--- INFORMATION SUPPLIED Enclosed Below ---

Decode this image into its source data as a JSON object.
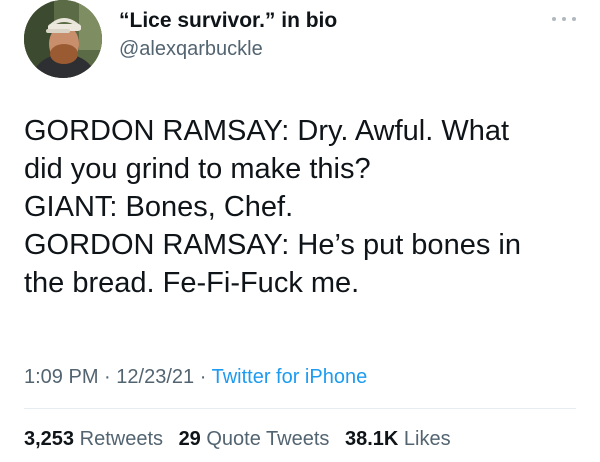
{
  "user": {
    "display_name": "“Lice survivor.” in bio",
    "handle": "@alexqarbuckle"
  },
  "tweet": {
    "lines": [
      "GORDON RAMSAY: Dry. Awful. What",
      "did you grind to make this?",
      "GIANT: Bones, Chef.",
      "GORDON RAMSAY: He’s put bones in",
      "the bread. Fe-Fi-Fuck me."
    ]
  },
  "meta": {
    "time": "1:09 PM",
    "separator": "·",
    "date": "12/23/21",
    "source": "Twitter for iPhone"
  },
  "stats": {
    "retweets_count": "3,253",
    "retweets_label": "Retweets",
    "quotes_count": "29",
    "quotes_label": "Quote Tweets",
    "likes_count": "38.1K",
    "likes_label": "Likes"
  },
  "colors": {
    "text": "#0f1419",
    "secondary": "#536471",
    "link": "#1d9bf0",
    "divider": "#e6ecf0"
  },
  "icons": {
    "more": "more-dots-icon",
    "avatar": "profile-photo"
  }
}
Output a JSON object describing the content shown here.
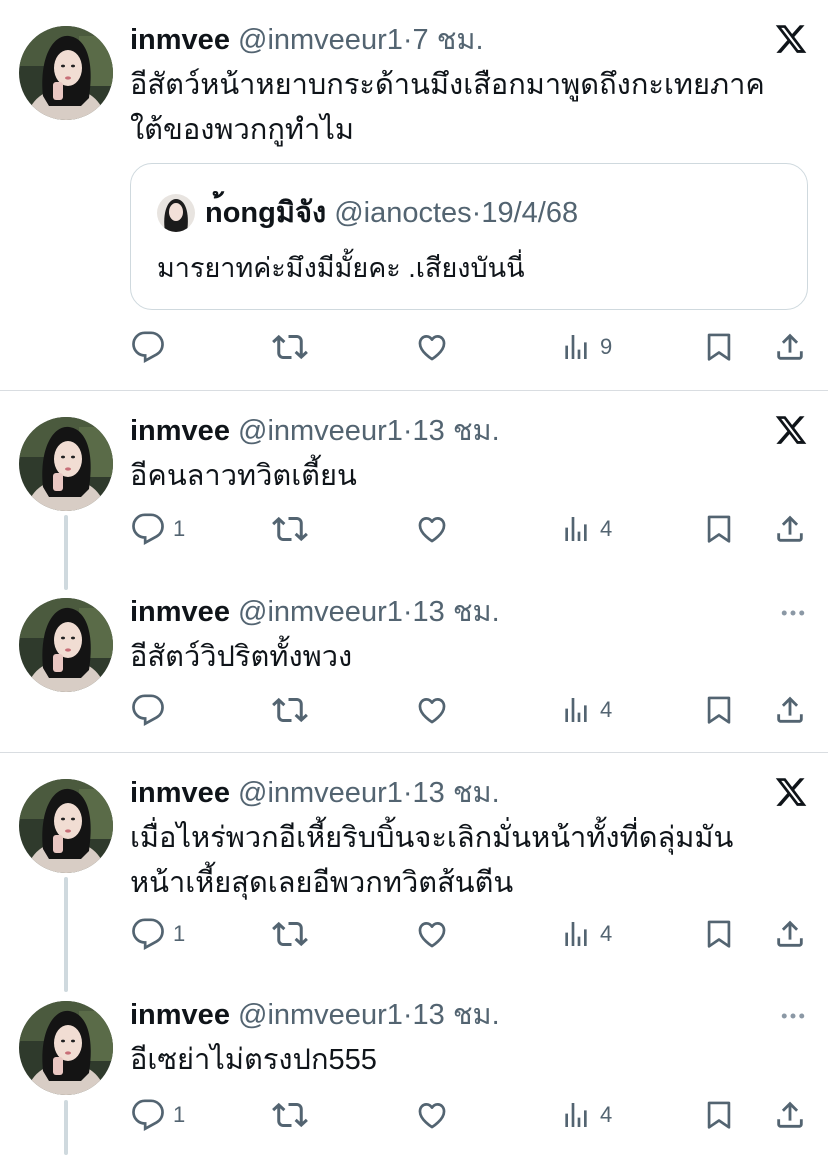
{
  "tweets": [
    {
      "name": "inmvee",
      "handle": "@inmveeur1",
      "dot": "·",
      "time": "7 ชม.",
      "text_lines": [
        "อีสัตว์หน้าหยาบกระด้านมึงเสือกมาพูดถึงกะเทยภาค",
        "ใต้ของพวกกูทำไม"
      ],
      "corner_icon": "x-logo-icon",
      "stats": {
        "replies": "",
        "views": "9"
      },
      "quote": {
        "name": "n้ongมิจัง",
        "handle": "@ianoctes",
        "dot": "·",
        "date": "19/4/68",
        "text": "มารยาทค่ะมึงมีมั้ยคะ .เสียงบันนี่"
      }
    },
    {
      "name": "inmvee",
      "handle": "@inmveeur1",
      "dot": "·",
      "time": "13 ชม.",
      "text_lines": [
        "อีคนลาวทวิตเตี้ยน"
      ],
      "corner_icon": "x-logo-icon",
      "stats": {
        "replies": "1",
        "views": "4"
      }
    },
    {
      "name": "inmvee",
      "handle": "@inmveeur1",
      "dot": "·",
      "time": "13 ชม.",
      "text_lines": [
        "อีสัตว์วิปริตทั้งพวง"
      ],
      "corner_icon": "more-options-icon",
      "stats": {
        "replies": "",
        "views": "4"
      }
    },
    {
      "name": "inmvee",
      "handle": "@inmveeur1",
      "dot": "·",
      "time": "13 ชม.",
      "text_lines": [
        "เมื่อไหร่พวกอีเหี้ยริบบิ้นจะเลิกมั่นหน้าทั้งที่ดลุ่มมัน",
        "หน้าเหี้ยสุดเลยอีพวกทวิตส้นตีน"
      ],
      "corner_icon": "x-logo-icon",
      "stats": {
        "replies": "1",
        "views": "4"
      }
    },
    {
      "name": "inmvee",
      "handle": "@inmveeur1",
      "dot": "·",
      "time": "13 ชม.",
      "text_lines": [
        "อีเซย่าไม่ตรงปก555"
      ],
      "corner_icon": "more-options-icon",
      "stats": {
        "replies": "1",
        "views": "4"
      }
    }
  ],
  "colors": {
    "text": "#0f1419",
    "secondary": "#536471",
    "thread_line": "#cfd9de",
    "border": "#cfd9de"
  },
  "icons": [
    "reply-icon",
    "retweet-icon",
    "like-icon",
    "views-icon",
    "bookmark-icon",
    "share-icon"
  ]
}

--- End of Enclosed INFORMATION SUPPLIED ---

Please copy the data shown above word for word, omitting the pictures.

**EXPECTED ANSWER**
Decode this image into its source data as a JSON object.
{
  "user": {
    "display_name": "“Lice survivor.” in bio",
    "handle": "@alexqarbuckle"
  },
  "tweet": {
    "lines": [
      "GORDON RAMSAY: Dry. Awful. What",
      "did you grind to make this?",
      "GIANT: Bones, Chef.",
      "GORDON RAMSAY: He’s put bones in",
      "the bread. Fe-Fi-Fuck me."
    ]
  },
  "meta": {
    "time": "1:09 PM",
    "separator": "·",
    "date": "12/23/21",
    "source": "Twitter for iPhone"
  },
  "stats": {
    "retweets_count": "3,253",
    "retweets_label": "Retweets",
    "quotes_count": "29",
    "quotes_label": "Quote Tweets",
    "likes_count": "38.1K",
    "likes_label": "Likes"
  },
  "colors": {
    "text": "#0f1419",
    "secondary": "#536471",
    "link": "#1d9bf0",
    "divider": "#e6ecf0"
  },
  "icons": {
    "more": "more-dots-icon",
    "avatar": "profile-photo"
  }
}
Output a JSON object describing the content shown here.
{
  "tweets": [
    {
      "name": "inmvee",
      "handle": "@inmveeur1",
      "dot": "·",
      "time": "7 ชม.",
      "text_lines": [
        "อีสัตว์หน้าหยาบกระด้านมึงเสือกมาพูดถึงกะเทยภาค",
        "ใต้ของพวกกูทำไม"
      ],
      "corner_icon": "x-logo-icon",
      "stats": {
        "replies": "",
        "views": "9"
      },
      "quote": {
        "name": "n้ongมิจัง",
        "handle": "@ianoctes",
        "dot": "·",
        "date": "19/4/68",
        "text": "มารยาทค่ะมึงมีมั้ยคะ .เสียงบันนี่"
      }
    },
    {
      "name": "inmvee",
      "handle": "@inmveeur1",
      "dot": "·",
      "time": "13 ชม.",
      "text_lines": [
        "อีคนลาวทวิตเตี้ยน"
      ],
      "corner_icon": "x-logo-icon",
      "stats": {
        "replies": "1",
        "views": "4"
      }
    },
    {
      "name": "inmvee",
      "handle": "@inmveeur1",
      "dot": "·",
      "time": "13 ชม.",
      "text_lines": [
        "อีสัตว์วิปริตทั้งพวง"
      ],
      "corner_icon": "more-options-icon",
      "stats": {
        "replies": "",
        "views": "4"
      }
    },
    {
      "name": "inmvee",
      "handle": "@inmveeur1",
      "dot": "·",
      "time": "13 ชม.",
      "text_lines": [
        "เมื่อไหร่พวกอีเหี้ยริบบิ้นจะเลิกมั่นหน้าทั้งที่ดลุ่มมัน",
        "หน้าเหี้ยสุดเลยอีพวกทวิตส้นตีน"
      ],
      "corner_icon": "x-logo-icon",
      "stats": {
        "replies": "1",
        "views": "4"
      }
    },
    {
      "name": "inmvee",
      "handle": "@inmveeur1",
      "dot": "·",
      "time": "13 ชม.",
      "text_lines": [
        "อีเซย่าไม่ตรงปก555"
      ],
      "corner_icon": "more-options-icon",
      "stats": {
        "replies": "1",
        "views": "4"
      }
    }
  ],
  "colors": {
    "text": "#0f1419",
    "secondary": "#536471",
    "thread_line": "#cfd9de",
    "border": "#cfd9de"
  },
  "icons": [
    "reply-icon",
    "retweet-icon",
    "like-icon",
    "views-icon",
    "bookmark-icon",
    "share-icon"
  ]
}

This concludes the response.